Dataset items:
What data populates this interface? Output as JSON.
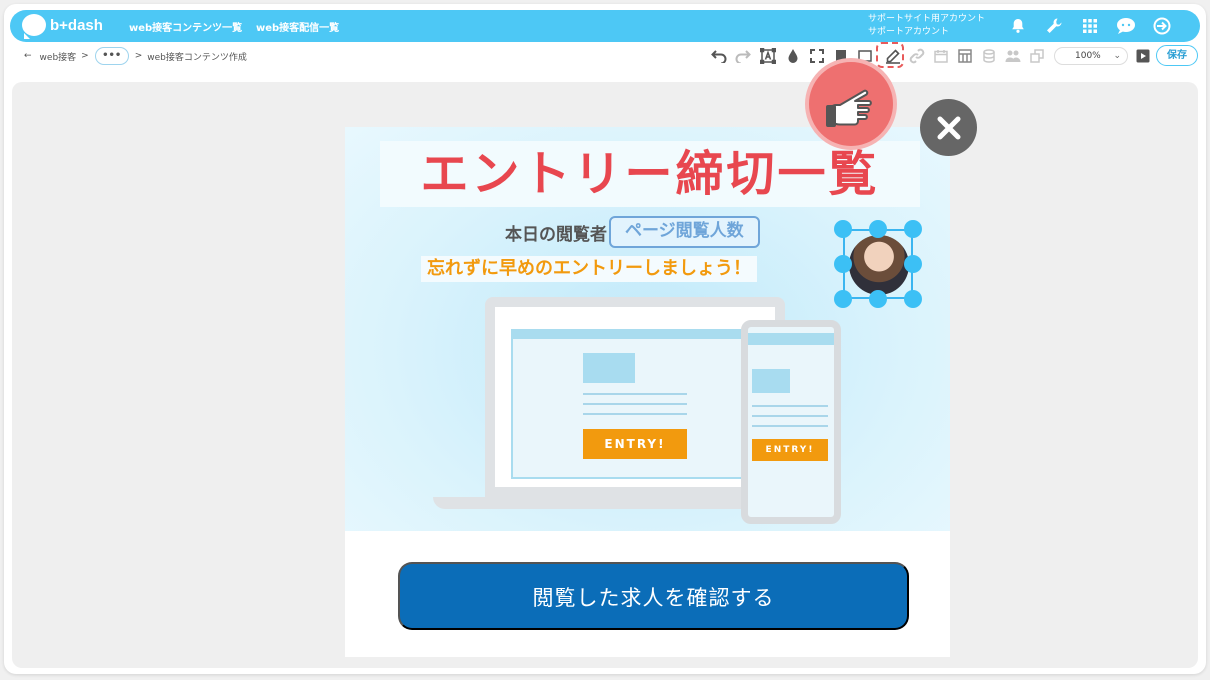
{
  "header": {
    "logo_text": "b+dash",
    "nav": [
      "web接客コンテンツ一覧",
      "web接客配信一覧"
    ],
    "account_line1": "サポートサイト用アカウント",
    "account_line2": "サポートアカウント"
  },
  "breadcrumb": {
    "back_arrow": "←",
    "root": "web接客",
    "separator": ">",
    "ellipsis": "•••",
    "current": "web接客コンテンツ作成"
  },
  "toolbar": {
    "zoom": "100%",
    "zoom_caret": "⌄",
    "save_label": "保存"
  },
  "banner": {
    "title": "エントリー締切一覧",
    "viewers_label": "本日の閲覧者",
    "viewers_variable": "ページ閲覧人数",
    "subline": "忘れずに早めのエントリーしましょう！",
    "entry_label": "ENTRY!",
    "cta_label": "閲覧した求人を確認する"
  },
  "colors": {
    "header_bg": "#4dc8f5",
    "title_red": "#e8474f",
    "accent_orange": "#f29a0e",
    "cta_blue": "#0b6db8",
    "selection_blue": "#3cc0f5"
  }
}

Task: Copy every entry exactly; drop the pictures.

Result for this exercise:
What data populates this interface? Output as JSON.
{
  "header": {
    "logo_text": "b+dash",
    "nav": [
      "web接客コンテンツ一覧",
      "web接客配信一覧"
    ],
    "account_line1": "サポートサイト用アカウント",
    "account_line2": "サポートアカウント"
  },
  "breadcrumb": {
    "back_arrow": "←",
    "root": "web接客",
    "separator": ">",
    "ellipsis": "•••",
    "current": "web接客コンテンツ作成"
  },
  "toolbar": {
    "zoom": "100%",
    "zoom_caret": "⌄",
    "save_label": "保存"
  },
  "banner": {
    "title": "エントリー締切一覧",
    "viewers_label": "本日の閲覧者",
    "viewers_variable": "ページ閲覧人数",
    "subline": "忘れずに早めのエントリーしましょう！",
    "entry_label": "ENTRY!",
    "cta_label": "閲覧した求人を確認する"
  },
  "colors": {
    "header_bg": "#4dc8f5",
    "title_red": "#e8474f",
    "accent_orange": "#f29a0e",
    "cta_blue": "#0b6db8",
    "selection_blue": "#3cc0f5"
  }
}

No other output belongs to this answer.